• Try it
Below are some entries; state how many of their lines include the word "this" and give no more than that number.
[Start of Attachment]
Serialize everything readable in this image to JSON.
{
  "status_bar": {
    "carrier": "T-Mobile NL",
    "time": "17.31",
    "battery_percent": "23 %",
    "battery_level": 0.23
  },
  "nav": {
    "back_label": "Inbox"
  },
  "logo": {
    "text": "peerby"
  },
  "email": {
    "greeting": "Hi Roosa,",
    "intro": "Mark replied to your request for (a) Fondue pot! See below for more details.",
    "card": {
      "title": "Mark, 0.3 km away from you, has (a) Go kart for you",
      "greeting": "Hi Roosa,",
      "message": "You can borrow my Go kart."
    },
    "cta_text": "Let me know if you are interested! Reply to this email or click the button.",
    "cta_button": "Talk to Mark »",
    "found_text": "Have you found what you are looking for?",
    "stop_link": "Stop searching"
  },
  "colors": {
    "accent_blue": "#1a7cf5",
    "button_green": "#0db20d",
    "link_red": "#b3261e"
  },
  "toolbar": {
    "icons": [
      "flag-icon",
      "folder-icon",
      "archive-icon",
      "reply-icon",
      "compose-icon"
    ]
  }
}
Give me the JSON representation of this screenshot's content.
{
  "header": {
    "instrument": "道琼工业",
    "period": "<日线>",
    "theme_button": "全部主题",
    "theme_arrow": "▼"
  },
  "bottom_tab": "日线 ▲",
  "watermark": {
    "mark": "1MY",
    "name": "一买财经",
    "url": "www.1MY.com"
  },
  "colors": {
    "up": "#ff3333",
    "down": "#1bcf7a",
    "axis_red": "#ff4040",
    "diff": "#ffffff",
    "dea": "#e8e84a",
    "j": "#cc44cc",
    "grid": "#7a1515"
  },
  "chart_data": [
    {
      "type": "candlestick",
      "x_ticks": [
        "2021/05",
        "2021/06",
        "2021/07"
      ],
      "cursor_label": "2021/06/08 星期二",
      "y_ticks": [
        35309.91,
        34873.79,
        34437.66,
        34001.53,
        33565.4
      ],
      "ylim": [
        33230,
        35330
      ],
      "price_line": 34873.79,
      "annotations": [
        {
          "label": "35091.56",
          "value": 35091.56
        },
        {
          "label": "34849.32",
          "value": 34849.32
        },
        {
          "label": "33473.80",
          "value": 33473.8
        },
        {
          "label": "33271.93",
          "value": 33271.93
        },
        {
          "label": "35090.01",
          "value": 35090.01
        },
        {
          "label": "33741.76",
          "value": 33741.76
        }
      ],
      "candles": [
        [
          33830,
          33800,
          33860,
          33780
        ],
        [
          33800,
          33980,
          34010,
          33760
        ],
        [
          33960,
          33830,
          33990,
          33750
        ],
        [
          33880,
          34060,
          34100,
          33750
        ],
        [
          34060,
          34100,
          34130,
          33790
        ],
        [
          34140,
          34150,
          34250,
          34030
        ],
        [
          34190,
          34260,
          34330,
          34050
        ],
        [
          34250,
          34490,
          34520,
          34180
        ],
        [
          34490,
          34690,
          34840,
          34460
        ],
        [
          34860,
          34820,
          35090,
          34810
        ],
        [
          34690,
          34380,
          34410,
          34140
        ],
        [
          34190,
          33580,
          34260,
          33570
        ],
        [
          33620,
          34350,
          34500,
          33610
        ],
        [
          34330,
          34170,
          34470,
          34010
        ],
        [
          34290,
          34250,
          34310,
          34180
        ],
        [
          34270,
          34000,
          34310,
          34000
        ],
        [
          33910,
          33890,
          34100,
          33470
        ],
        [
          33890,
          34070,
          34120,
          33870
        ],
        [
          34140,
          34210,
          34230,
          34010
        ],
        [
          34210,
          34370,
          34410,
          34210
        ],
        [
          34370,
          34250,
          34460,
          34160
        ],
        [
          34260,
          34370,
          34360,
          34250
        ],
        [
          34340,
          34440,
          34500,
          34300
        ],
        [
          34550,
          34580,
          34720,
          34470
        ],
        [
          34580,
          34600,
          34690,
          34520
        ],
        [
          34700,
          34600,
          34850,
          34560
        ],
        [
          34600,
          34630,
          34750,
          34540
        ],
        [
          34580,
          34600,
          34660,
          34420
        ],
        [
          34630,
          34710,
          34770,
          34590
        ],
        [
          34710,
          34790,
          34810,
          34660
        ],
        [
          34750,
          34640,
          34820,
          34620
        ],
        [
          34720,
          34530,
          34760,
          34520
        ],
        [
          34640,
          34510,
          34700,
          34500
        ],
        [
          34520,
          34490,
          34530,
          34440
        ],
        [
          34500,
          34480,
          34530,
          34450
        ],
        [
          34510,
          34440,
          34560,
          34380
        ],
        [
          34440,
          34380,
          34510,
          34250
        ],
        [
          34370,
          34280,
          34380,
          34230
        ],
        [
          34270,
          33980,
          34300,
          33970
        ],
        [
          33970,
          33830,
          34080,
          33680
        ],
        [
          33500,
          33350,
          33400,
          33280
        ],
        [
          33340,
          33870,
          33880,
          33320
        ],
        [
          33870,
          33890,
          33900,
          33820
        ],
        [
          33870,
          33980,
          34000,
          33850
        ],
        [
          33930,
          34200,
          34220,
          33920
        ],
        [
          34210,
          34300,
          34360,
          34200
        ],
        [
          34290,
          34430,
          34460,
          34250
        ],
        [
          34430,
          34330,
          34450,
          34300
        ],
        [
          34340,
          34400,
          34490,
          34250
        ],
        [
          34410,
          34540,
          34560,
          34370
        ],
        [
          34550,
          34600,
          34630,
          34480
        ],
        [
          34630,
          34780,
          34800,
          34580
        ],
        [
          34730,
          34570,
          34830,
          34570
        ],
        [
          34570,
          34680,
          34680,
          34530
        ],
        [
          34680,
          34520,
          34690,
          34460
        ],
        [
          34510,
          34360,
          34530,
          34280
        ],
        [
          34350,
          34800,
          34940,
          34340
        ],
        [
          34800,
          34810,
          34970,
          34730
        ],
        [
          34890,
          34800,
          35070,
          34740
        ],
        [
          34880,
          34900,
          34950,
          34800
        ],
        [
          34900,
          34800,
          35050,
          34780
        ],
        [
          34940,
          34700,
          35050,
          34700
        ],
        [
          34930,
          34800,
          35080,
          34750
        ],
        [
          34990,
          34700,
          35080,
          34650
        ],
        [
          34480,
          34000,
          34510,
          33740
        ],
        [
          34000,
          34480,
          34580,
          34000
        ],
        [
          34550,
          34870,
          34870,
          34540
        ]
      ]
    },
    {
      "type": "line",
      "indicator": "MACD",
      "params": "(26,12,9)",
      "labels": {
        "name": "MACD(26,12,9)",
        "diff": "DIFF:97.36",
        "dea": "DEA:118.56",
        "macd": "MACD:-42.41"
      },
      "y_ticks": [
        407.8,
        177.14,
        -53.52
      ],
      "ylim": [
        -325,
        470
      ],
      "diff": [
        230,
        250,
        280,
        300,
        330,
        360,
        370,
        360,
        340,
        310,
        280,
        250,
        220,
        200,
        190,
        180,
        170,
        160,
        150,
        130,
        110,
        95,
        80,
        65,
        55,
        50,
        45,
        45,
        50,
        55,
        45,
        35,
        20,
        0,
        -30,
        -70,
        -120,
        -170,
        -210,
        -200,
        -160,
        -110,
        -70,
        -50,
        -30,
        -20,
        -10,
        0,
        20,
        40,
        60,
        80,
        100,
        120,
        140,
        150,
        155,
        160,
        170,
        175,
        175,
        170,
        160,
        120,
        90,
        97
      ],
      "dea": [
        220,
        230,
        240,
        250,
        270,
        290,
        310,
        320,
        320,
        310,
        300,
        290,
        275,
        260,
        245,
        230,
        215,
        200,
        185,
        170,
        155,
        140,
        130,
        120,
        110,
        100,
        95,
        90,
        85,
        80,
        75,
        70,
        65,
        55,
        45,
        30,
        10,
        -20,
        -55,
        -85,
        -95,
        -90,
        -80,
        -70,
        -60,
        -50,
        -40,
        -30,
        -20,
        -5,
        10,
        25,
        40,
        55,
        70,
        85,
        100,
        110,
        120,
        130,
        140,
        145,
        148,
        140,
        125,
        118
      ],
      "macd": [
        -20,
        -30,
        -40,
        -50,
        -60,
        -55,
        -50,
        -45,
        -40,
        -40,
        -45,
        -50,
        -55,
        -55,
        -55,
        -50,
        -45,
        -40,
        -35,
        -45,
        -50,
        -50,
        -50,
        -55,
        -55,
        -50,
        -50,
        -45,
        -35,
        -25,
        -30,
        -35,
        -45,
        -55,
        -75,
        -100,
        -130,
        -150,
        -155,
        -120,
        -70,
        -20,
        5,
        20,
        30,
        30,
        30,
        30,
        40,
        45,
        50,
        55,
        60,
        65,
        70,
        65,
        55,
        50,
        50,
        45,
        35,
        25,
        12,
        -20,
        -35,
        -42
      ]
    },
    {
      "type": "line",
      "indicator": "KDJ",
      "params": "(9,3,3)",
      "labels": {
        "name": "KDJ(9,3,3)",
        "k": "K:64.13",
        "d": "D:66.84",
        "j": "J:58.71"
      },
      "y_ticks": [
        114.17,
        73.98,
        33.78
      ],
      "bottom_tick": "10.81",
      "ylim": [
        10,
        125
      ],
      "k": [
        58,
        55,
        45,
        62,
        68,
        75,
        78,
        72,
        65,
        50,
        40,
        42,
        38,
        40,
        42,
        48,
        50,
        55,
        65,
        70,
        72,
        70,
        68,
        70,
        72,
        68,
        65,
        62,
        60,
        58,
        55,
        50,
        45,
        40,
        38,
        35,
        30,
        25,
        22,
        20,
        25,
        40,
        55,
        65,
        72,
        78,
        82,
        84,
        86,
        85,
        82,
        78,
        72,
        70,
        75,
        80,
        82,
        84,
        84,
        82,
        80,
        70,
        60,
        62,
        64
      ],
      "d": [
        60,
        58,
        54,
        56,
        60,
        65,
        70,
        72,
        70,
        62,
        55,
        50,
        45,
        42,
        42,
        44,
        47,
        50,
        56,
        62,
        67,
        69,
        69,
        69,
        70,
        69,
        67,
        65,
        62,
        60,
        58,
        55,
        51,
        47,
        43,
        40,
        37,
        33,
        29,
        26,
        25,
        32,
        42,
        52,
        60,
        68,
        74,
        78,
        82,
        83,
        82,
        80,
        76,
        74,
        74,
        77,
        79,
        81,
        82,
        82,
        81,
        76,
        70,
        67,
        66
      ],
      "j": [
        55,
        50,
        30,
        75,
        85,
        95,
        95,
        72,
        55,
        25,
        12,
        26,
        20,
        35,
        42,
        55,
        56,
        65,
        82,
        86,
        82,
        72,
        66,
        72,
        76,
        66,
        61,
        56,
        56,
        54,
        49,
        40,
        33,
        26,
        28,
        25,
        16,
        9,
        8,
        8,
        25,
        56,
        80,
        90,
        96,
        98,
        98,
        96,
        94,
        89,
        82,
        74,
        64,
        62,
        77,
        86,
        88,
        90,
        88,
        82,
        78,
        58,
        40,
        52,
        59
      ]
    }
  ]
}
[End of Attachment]
• Exercise result
3